The Argument Box
My parents were having another one
of their arguments, the kind of argument,
that only adults understand.
So I excused myself from the table,
went to my room and got the box,
my last one, and took it
into the kitchen
and stood on a chair.
I grabbed hold of the “bastard”
word as it came out of my mother’s mouth
and dropped it into the box
where it landed with a thud.
I reached down her throat and pulled out
a phlegm-covered rant about my dad
never being home. I pulled out unpaid bills,
a yard covered in weeds, and broken things
around the house. I went as deep as I could, latching
on to some incoherent, half-formed thoughts
coated in bile—involving knives, castration, threats—
better left decaying outside than fermenting inside.
From my dad, I snatched “bitch” right away,
and went deeper to grab hold of “frigid cunt”
and deeper still to thoughts that involved sex
soaked in rage and rape, and what my mother’s
place should be, which always started out
someplace like the kitchen or bedroom
but always ended up between his legs
and her choking on his man-of-the-house thrusts.
I folded the box shut and took it out to the curb
just in time for the garbage men to pick it up.
They struggled carrying the box
and dropped it, causing it to bust open.
“What the f*ck’s wrong with you,” the lanky one said.
“You clumsy son of a bitch.
What’s wrong with me is you,” the other one said,
“you lazy asshole.”
Together they managed to pick up the leaking box
and throw it into the back of the truck,
but they argued the whole time they did so
and continued to argue as they drove off.
I went back into the kitchen, heard my mom
ask dad if he would like some more coffee.
He said yes, please, thank you,
then offered her whatever section of the paper she’d like.
They drank coffee, shared the paper,
and I pretended the day had just begun.
JD Fox is associate editor for Mud Season Review. He writes fiction and poetry, his most recent story forthcoming in Hotel VT Quarterly. His slice of web is jdfoxpresents.com. Meaning of life is often on his mind, and is especially present as his old cat approaches death. Such thoughts lead to tweeted (@tracerconstant) haikus and couplets like this homage to Robert Frost:

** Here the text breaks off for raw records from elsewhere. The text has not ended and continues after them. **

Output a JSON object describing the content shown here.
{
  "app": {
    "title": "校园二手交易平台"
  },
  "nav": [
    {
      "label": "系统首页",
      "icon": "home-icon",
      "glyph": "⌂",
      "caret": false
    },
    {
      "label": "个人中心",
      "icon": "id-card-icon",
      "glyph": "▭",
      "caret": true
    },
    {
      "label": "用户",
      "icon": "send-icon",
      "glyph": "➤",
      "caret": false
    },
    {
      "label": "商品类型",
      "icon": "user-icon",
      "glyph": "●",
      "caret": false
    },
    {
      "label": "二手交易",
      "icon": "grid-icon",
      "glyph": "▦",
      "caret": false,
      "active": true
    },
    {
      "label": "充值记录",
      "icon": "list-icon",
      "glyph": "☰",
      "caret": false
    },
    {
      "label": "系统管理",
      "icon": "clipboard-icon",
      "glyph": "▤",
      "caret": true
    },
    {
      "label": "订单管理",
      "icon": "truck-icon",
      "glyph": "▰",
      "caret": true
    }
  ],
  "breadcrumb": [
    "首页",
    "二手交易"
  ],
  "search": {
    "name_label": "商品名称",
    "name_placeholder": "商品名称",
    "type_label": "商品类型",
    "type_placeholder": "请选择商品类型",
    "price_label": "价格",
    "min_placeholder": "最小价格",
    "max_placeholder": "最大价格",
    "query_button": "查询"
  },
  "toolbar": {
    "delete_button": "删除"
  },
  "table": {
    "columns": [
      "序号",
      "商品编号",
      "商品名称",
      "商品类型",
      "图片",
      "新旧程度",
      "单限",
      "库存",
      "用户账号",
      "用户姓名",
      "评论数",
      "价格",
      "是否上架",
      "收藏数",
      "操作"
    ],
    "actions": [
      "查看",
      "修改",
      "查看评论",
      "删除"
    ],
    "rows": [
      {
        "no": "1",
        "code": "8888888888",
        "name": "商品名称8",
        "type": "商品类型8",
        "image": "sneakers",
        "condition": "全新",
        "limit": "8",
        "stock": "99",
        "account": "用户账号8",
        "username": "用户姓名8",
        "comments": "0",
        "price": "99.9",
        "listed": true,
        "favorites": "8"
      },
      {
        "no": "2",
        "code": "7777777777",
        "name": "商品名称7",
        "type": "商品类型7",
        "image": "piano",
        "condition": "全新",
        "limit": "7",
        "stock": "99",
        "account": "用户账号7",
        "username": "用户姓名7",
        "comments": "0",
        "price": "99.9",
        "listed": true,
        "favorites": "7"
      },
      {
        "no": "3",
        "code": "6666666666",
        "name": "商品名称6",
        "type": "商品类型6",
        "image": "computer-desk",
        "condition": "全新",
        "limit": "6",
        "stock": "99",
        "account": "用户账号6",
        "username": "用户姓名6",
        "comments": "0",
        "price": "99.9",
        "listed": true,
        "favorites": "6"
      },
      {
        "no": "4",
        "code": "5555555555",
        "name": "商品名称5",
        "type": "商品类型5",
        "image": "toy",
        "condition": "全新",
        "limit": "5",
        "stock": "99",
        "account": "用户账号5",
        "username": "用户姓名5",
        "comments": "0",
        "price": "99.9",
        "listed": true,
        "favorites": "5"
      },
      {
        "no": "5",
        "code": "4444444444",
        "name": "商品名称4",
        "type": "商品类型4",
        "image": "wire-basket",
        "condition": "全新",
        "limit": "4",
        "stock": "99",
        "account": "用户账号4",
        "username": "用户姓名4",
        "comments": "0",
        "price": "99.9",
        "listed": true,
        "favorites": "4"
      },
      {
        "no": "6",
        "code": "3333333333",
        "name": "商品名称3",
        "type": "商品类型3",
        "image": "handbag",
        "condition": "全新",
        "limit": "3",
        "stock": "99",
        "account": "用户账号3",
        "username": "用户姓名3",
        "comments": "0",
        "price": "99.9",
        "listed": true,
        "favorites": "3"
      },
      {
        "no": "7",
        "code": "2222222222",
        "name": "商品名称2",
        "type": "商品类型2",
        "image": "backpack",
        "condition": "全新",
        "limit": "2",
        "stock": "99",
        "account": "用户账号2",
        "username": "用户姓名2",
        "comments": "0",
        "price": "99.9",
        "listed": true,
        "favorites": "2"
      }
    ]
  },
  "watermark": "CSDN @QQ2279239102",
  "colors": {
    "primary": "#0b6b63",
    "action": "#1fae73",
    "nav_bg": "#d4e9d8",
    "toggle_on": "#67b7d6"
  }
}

Another Span of Life
Our cat no longer
Plays with the toys we bought him
I can remember when we got him